* as total ferulic acid, the most abundant phenolic acid found in cereal grains (soluble and insoluble forms).
Despite the poor organoleptic quality of rice bran, its treatment and manipulation through fermentation, extrusion and air classification seems to be emerging technologies for obtaining a valuable food ingredient with a pleasant sensory profile, good nutritional properties and excellent functionalities, for the further development of new food products and the concomitant exploitation of cereal industry side-streams.
The entry is from 10.3390/foods10010085
- Food and Agriculture Organization of the United Nations: Statistical Databases (FAOSTAT) Production/Crops. Environ. Sci. Technol. 2019, 53, 11302–11312.
- Kahlon, T. Rice Bran. In Fiber Ingredients; Informa UK Limited: London, UK, 2009; pp. 305–321.
- Fritsch, C.; Stäbler, A.; Happel, A.; Márquez, M.A.C.; Aguiló-Aguayo, I.; Abadias, M.; Gallur, M.; Cigognini, I.M.; Montanari, A.; López, M.; et al. Processing, Valorization and Application of Bio-Waste Derived Compounds from Potato, Tomato, Olive and Cereals: A Review. Sustainability 2017, 9, 1492, doi:10.3390/su9081492.
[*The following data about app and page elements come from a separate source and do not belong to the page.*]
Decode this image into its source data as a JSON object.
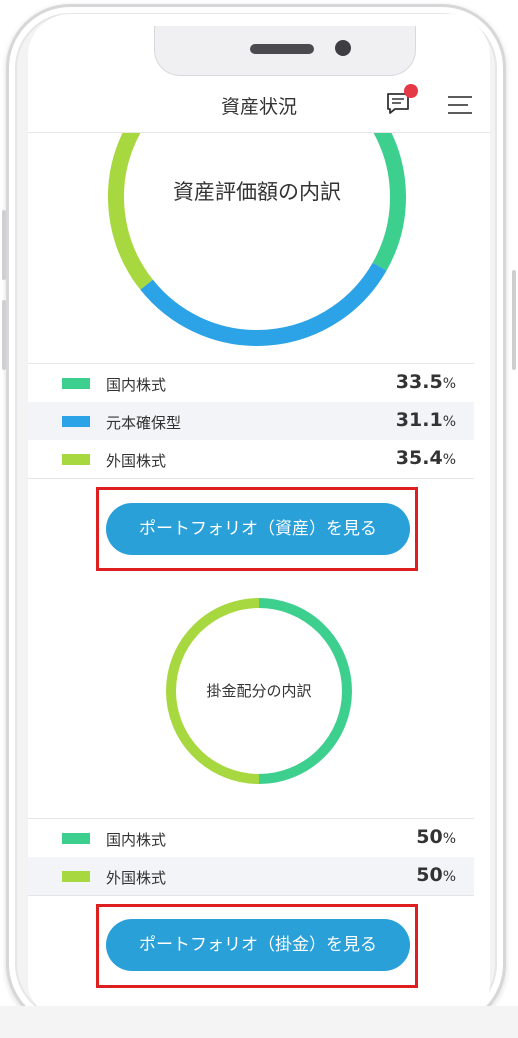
{
  "header": {
    "title": "資産状況"
  },
  "asset_chart": {
    "center_label": "資産評価額の内訳",
    "legend": [
      {
        "label": "国内株式",
        "value": "33.5",
        "unit": "%",
        "color": "#3ccf8e"
      },
      {
        "label": "元本確保型",
        "value": "31.1",
        "unit": "%",
        "color": "#2ba3e6"
      },
      {
        "label": "外国株式",
        "value": "35.4",
        "unit": "%",
        "color": "#a8d83f"
      }
    ],
    "button_label": "ポートフォリオ（資産）を見る"
  },
  "contribution_chart": {
    "center_label": "掛金配分の内訳",
    "legend": [
      {
        "label": "国内株式",
        "value": "50",
        "unit": "%",
        "color": "#3ccf8e"
      },
      {
        "label": "外国株式",
        "value": "50",
        "unit": "%",
        "color": "#a8d83f"
      }
    ],
    "button_label": "ポートフォリオ（掛金）を見る"
  },
  "chart_data": [
    {
      "type": "pie",
      "title": "資産評価額の内訳",
      "categories": [
        "国内株式",
        "元本確保型",
        "外国株式"
      ],
      "values": [
        33.5,
        31.1,
        35.4
      ]
    },
    {
      "type": "pie",
      "title": "掛金配分の内訳",
      "categories": [
        "国内株式",
        "外国株式"
      ],
      "values": [
        50,
        50
      ]
    }
  ]
}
- Schieber, A. Side Streams of Plant Food Processing as a Source of Valuable Compounds: Selected Examples. Annu. Rev. Food Sci. Technol. 2017, 8, 97–112, doi:10.1146/annurev-food-030216-030135.
- Gul, K.; Yousuf, B.; Singh, A.K.; Singh, P.; Wani, A.A. Rice bran: Nutritional values and its emerging potential for develop-ment of functional food—A review. Bioact. Carbohydr. Diet. Fibre 2015, 6, 24–30, doi:10.1016/j.bcdf.2015.06.002.
- Gopinger, E.; Ziegler, V.; Catalan, A.A.D.S.; Krabbe, E.L.; Elias, M.C.; Xavier, E.G. Whole rice bran stabilization using a short chain organic acid mixture. J. Stored Prod. Res. 2015, 61, 108–113, doi:10.1016/j.jspr.2015.01.003.
- Ti, H.; Li, Q.; Zhang, R.; Zhang, M.-W.; Deng, Y.; Wei, Z.; Chi, J.; Zhang, Y. Free and bound phenolic profiles and antioxi-dant activity of milled fractions of different indica rice varieties cultivated in southern China. Food Chem. 2014, 159, 166–174, doi:10.1016/j.foodchem.2014.03.029.
- Elleuch, M.; Bedigian, D.; Roiseux, O.; Besbes, S.; Blecker, C.; Attia, H. Dietary fibre and fibre-rich by-products of food pro-cessing: Characterisation, technological functionality and commercial applications: A review. Food Chem. 2011, 124, 411–421, doi:10.1016/j.foodchem.2010.06.077.
- Huang, Y.-P.; Lai, H.-M. Bioactive compounds and antioxidative activity of colored rice bran. J. Food Drug Anal. 2016, 24, 564–574, doi:10.1016/j.jfda.2016.01.004.
- Chinma, C.E.; Ramakrishnan, Y.; Ilowefah, M.; Hanis-Syazwani, M.; Muhammad, K. REVIEW: Properties of Cereal Brans: A Review. Cereal Chem. J. 2015, 92, 1–7, doi:10.1094/cchem-10-13-0221-rw.
- Ferreira, S.C.; Fernandez, A.M.; de Castillo-Bilbao, M.D. New functional ingredients from agroindustrial by-products for the development of healthy foods. In Encyclopedia of Food Security and Sustainability; Elsevier: Amsterdam, The Netherlands, 2018. ISBN 9780128126882.
- Razak, D.L.A.; Rashid, N.Y.A.; Jamaluddin, A.; Sharifudin, S.A.; Long, K. Enhancement of phenolic acid content and anti-oxidant activity of rice bran fermented with Rhizopus oligosporus and Monascus purpureus. Biocatal. Agric. Biotechnol. 2015, 4, 33–38, doi:10.1016/j.bcab.2014.11.003.